GTA-bound storm wreaks havoc in U.S.
The weather system that could bring 20 to 30 cm of snow to GTA Tuesday night started in Texas and Oklahoma, where the white stuff started falling Monday evening.
Dallas and parts of central and northern Oklahoma woke up Tuesday to 23 centimetres of snow.
The frigid weather shut down schools and cancelled flights along the storm’s path, including Texas, Oklahoma, St. Louis, Kansas and Chicago.
“There are blizzard warnings from central Oklahoma all the way up to Detroit,” said meteorologist Chris Nuttall for the National Weather Service in Amarillo, Texas.
David Phillips, senior climatologist from Environment Canada said the system travelling northwest still has a long way to go until it hits the city.
“Its power, its punch and potency will be felt on Wednesday,” he said.
On Tuesday, the Kansas and St. Louis areas are expected to receive the brunt of the storm, creeping its way north.
On Monday, icy roads in Kansas were blamed for one traffic fatality and numerous other accidents.
The governor released a statement that public offices would be closed on Tuesday due to the severe weather conditions.
By Wednesday morning, more than 20 cm of snow will land in many parts of the central United States.
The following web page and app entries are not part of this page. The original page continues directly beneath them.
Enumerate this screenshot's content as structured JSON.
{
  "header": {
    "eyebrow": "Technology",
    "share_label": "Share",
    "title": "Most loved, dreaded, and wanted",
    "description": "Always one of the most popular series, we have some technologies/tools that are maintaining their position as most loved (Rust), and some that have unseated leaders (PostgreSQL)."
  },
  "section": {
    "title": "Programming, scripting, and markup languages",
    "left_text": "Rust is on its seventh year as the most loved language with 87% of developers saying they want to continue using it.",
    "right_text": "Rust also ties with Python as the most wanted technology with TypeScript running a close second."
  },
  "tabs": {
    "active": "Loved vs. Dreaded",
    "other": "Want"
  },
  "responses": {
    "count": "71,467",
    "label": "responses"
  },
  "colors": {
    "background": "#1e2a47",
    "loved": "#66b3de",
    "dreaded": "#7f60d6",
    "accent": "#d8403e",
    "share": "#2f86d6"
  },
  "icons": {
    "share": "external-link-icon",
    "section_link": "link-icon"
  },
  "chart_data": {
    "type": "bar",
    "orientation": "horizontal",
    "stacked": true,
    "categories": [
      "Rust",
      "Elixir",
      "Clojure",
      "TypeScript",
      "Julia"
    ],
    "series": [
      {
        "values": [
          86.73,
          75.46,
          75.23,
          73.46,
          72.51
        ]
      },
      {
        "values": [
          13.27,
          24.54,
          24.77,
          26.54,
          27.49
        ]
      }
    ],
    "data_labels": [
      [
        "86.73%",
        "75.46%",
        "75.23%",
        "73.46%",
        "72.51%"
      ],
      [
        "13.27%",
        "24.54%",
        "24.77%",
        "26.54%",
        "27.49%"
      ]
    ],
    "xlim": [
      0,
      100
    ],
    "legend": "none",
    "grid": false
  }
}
Winds will reach speeds of more than 50 km/h, accompanied by temperatures of -20 C before as the storm makes its way up to the Great Lakes Tuesday night.
The U.S. National Weather Service issued a blizzard warning and hazardous weather outlook for the Chicago area on Tuesday, but the snow is not expected to begin there until Tuesday night and into Wednesday morning, said Amy Sealy, National Weather Service meteorologist for the Chicago area.
She said they are preparing for the biggest storm since 1967 by closing schools early on Tuesday and cancelling flights.
Some areas in Chicago could see as much as 50 cm of snow by Wednesday, she added. Meanwhile in Toronto, there’s a 40 per cent chance the flurries that fell Tuesday morning will return in the afternoon.
No more than two centimetres are expected to fall by that time before the major snow fall occurs at around midnight, said Phillips.
“At this point we may release a blizzard warning” he said, which is usually issued when the winds reach more than 50 km/h, visibility less than one kilometre and “mean wind chills,” he added.
“This is quite the nasty system and it should affect more than 100 million people in North America,” Phillips said.
Toronto’s Emergency Medical Services is scaling down its administration Tuesday to keep more staff on the road, said Duty Officer Allen Cameron, as the city prepares for the worst snow storm in almost three years.
-- Daniela Germano, Staff Reporter